YOUR ASSIGNMENT> Search the material for "deserialization" and copy each line in which it is found.

RECORDS FOR PROCESSING>

┄┄┄┄┄┄

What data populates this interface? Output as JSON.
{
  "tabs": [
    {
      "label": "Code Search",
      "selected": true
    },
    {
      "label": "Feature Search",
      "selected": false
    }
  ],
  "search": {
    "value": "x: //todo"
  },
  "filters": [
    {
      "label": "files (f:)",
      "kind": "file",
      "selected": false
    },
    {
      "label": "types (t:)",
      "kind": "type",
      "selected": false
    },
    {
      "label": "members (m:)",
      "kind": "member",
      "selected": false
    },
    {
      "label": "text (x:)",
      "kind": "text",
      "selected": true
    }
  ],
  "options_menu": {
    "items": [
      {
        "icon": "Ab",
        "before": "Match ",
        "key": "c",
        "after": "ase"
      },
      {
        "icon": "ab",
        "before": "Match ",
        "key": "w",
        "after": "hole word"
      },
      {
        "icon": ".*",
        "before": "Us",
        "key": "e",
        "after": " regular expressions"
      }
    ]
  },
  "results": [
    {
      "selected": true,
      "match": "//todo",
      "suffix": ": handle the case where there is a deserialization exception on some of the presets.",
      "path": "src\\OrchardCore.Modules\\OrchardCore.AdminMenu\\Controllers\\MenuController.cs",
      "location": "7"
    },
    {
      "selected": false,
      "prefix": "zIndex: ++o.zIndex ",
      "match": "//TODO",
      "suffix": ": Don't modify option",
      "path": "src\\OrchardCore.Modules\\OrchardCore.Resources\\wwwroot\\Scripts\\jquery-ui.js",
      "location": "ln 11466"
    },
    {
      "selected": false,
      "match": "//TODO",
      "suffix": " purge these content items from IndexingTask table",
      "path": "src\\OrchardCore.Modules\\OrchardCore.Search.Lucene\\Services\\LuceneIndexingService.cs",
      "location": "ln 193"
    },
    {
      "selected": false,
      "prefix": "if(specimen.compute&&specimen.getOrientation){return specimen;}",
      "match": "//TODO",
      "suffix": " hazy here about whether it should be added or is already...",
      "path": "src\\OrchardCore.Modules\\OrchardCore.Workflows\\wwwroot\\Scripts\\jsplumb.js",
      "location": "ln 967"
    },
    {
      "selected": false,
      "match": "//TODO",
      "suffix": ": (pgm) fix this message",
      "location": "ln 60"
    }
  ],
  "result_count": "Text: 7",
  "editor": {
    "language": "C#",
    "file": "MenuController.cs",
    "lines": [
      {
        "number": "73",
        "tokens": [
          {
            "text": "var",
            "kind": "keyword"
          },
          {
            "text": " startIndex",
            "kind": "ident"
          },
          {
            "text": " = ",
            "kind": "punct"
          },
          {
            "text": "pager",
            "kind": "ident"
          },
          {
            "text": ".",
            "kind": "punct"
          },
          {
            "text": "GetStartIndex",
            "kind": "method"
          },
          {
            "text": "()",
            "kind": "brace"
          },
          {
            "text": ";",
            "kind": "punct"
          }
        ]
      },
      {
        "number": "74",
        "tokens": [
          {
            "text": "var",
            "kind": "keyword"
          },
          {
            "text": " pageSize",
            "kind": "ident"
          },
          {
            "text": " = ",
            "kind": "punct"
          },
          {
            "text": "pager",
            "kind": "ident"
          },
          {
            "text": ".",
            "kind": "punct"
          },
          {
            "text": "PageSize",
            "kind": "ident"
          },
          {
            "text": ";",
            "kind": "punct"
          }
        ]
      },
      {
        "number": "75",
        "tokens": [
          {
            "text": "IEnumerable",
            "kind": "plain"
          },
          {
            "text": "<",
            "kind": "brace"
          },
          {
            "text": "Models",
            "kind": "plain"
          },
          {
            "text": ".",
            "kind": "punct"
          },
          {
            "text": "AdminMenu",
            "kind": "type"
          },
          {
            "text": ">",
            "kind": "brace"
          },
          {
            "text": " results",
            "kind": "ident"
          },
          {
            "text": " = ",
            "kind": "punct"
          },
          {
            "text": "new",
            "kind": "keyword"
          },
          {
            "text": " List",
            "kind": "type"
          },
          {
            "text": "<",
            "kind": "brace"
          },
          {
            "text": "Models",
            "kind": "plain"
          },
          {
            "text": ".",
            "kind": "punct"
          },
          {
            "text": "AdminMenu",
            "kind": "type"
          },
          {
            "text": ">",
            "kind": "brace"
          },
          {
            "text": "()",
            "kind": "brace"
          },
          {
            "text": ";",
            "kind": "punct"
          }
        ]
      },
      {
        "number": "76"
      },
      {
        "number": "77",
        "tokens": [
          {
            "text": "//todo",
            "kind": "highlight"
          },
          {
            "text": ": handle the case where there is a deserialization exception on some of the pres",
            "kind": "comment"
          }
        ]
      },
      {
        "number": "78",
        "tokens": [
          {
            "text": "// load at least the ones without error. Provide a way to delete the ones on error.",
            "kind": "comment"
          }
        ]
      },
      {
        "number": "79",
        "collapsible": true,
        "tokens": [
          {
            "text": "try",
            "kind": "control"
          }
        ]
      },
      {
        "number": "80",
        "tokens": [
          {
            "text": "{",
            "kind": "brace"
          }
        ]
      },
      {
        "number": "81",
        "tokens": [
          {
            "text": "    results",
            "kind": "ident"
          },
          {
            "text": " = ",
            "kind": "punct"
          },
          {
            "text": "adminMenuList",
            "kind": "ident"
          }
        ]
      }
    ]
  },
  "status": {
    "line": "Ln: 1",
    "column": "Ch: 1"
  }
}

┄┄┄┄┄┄

THE COMPLETED TASK>
      "suffix": ": handle the case where there is a deserialization exception on some of the presets.",
            "text": ": handle the case where there is a deserialization exception on some of the pres",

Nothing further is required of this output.